Muhammad Ali’s doctor downplays fears over boxing legend’s health
The personal doctor of Muhammad Ali has played down fears over the former world heavyweight champion’s medical condition
The personal doctor of Muhammad Ali has played down fears over the former world heavyweight champion’s medical condition.
Ali, 72, who has lived with Parkinson’s disease since the early 1980s, was reported to have experienced deterioration in his health, namely difficulties speaking.
“I don’t know that he is more or less at risk than anyone else but anything can happen. I don’t see anything immediately that leads me to think that he is going to die in six months or a year,” Abraham Lierberman, the director of the Muhammad Ali Parkinson Centre, told BBC Radio Five Live on Sunday.
“People do not die of Parkinson’s. They develop trouble swallowing, they develop pneumonia, fall and bang their heads. His family take extraordinary care of him,” he added.
Reports suggesting Muhammad Ali’s health had rapidly deteriorated surfaced after he missed the premiere for his own film, “I Am Ali,” in Hollywood in October.
“I have not been able to talk to my brother about this because he is sick,” Rahman, 71, told the Sunday People at the screening.
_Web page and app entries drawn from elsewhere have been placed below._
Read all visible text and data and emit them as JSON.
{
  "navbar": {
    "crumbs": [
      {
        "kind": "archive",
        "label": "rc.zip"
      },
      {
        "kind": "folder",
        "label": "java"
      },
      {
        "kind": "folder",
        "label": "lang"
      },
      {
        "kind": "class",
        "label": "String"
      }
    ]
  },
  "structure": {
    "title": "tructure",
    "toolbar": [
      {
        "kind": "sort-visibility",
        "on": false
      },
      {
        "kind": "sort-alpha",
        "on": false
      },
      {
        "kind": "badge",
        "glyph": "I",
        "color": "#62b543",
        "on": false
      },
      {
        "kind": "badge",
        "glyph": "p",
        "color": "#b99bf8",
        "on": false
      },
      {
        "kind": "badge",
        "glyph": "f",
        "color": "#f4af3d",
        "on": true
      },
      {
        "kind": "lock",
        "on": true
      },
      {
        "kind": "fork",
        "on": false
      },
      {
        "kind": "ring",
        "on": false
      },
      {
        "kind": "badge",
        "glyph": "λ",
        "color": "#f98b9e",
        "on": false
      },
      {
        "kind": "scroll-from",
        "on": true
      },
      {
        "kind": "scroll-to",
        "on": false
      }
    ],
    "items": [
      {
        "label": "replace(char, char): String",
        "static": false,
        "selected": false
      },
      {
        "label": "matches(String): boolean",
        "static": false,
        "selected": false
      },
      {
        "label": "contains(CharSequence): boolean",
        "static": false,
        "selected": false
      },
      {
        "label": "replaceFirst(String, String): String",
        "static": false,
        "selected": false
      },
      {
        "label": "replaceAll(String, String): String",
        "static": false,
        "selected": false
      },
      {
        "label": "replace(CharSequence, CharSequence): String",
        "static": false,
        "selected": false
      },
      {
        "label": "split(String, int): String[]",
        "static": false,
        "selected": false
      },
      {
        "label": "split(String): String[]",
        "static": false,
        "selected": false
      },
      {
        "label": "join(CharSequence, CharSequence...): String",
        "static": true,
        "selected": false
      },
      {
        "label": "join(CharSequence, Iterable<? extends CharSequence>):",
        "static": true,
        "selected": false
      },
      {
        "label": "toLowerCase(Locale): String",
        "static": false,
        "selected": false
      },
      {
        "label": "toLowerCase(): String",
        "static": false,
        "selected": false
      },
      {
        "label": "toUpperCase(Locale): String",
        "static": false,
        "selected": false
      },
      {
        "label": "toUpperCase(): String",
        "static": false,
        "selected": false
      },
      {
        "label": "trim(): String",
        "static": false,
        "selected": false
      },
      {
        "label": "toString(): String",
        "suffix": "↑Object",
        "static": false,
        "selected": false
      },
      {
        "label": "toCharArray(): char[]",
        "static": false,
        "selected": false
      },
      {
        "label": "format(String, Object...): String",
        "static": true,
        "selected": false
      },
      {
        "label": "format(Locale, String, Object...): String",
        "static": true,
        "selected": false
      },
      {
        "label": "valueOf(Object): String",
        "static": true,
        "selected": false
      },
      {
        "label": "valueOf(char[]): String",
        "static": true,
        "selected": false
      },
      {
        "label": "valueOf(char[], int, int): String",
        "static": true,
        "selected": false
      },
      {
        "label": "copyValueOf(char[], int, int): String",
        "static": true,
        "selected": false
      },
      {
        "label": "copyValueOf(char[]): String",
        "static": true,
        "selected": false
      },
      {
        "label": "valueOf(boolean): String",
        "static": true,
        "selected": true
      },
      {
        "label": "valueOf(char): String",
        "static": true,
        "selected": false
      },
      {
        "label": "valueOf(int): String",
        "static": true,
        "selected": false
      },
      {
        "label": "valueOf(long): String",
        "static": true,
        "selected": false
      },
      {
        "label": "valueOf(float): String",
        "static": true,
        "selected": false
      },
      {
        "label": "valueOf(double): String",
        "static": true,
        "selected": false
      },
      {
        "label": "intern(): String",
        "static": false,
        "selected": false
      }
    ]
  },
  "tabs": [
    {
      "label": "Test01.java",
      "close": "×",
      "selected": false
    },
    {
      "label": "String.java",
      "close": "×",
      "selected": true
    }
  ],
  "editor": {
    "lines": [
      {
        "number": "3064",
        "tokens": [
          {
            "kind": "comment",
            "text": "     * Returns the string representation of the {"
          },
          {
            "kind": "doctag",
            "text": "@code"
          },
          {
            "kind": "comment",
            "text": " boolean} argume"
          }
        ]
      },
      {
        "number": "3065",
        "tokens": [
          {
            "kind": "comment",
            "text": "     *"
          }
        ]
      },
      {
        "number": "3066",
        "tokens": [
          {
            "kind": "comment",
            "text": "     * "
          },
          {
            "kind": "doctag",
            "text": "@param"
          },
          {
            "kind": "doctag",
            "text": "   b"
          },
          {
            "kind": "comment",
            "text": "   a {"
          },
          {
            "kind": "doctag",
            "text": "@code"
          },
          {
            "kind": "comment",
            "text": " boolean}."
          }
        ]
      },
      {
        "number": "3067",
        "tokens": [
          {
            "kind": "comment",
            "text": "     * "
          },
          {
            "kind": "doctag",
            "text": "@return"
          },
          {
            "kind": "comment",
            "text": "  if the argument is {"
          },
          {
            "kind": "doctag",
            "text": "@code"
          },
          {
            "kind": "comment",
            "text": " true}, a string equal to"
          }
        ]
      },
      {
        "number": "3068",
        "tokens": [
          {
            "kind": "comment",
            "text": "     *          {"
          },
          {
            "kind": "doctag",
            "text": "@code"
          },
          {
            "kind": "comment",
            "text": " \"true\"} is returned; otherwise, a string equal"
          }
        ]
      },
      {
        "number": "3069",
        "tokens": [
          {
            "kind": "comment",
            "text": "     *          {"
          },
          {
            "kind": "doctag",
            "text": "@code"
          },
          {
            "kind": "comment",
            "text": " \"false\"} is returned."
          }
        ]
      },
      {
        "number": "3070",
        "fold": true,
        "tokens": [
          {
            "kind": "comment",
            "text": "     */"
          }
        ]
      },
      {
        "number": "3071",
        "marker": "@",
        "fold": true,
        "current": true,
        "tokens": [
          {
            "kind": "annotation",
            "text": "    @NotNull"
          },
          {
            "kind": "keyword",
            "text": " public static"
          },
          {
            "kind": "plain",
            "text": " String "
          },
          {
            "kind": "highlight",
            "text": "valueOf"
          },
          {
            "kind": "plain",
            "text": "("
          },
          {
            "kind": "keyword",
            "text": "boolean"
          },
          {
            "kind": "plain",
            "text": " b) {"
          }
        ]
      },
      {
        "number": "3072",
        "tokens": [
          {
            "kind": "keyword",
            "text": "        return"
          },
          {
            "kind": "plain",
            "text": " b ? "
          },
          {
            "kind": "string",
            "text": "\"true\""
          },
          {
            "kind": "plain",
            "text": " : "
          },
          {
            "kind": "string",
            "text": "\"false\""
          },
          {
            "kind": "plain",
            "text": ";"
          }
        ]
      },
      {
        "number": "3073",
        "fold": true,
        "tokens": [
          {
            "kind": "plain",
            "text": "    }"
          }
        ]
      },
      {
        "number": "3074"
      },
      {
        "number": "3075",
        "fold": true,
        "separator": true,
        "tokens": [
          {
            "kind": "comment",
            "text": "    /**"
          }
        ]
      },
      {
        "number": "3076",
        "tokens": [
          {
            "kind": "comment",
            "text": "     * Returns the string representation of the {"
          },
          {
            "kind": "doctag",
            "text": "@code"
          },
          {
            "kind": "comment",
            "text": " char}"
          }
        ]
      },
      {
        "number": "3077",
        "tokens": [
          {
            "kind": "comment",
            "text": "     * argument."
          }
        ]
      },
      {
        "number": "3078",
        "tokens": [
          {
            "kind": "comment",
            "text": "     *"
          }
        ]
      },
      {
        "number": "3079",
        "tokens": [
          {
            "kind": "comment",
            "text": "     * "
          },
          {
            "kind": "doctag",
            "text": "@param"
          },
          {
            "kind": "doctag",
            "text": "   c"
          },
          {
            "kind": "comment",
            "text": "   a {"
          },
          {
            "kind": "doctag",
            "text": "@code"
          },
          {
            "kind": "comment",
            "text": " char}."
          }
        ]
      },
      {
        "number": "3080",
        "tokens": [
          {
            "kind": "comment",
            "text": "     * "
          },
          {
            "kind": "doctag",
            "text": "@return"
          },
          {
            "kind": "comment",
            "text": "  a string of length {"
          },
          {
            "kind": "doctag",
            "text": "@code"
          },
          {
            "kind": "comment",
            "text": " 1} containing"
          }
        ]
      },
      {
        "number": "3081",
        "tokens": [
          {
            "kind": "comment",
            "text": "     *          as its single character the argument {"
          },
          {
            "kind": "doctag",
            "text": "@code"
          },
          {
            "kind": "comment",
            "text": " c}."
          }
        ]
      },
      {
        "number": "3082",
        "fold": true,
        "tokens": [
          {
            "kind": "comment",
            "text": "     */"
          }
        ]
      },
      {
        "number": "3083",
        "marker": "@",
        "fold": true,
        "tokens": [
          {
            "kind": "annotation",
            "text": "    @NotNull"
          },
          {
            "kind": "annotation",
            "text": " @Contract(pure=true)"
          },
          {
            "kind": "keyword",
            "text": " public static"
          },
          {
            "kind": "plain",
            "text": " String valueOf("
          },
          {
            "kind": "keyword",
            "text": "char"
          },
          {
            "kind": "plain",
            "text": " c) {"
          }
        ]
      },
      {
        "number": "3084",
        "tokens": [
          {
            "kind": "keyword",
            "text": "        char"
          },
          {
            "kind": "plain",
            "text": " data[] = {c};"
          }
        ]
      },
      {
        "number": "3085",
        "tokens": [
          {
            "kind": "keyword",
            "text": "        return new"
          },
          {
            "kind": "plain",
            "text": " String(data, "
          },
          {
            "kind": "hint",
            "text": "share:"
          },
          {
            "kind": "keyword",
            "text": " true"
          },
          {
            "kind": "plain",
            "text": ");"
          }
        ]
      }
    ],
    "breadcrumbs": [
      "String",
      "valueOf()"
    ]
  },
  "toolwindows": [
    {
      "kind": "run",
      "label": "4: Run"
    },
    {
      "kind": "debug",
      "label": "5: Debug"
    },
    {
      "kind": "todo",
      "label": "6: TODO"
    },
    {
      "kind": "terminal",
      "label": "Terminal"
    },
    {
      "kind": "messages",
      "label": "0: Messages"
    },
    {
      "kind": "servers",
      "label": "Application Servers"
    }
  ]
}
“He doesn’t speak too well. But he is proud that we are here for him. He has given this film his blessing.”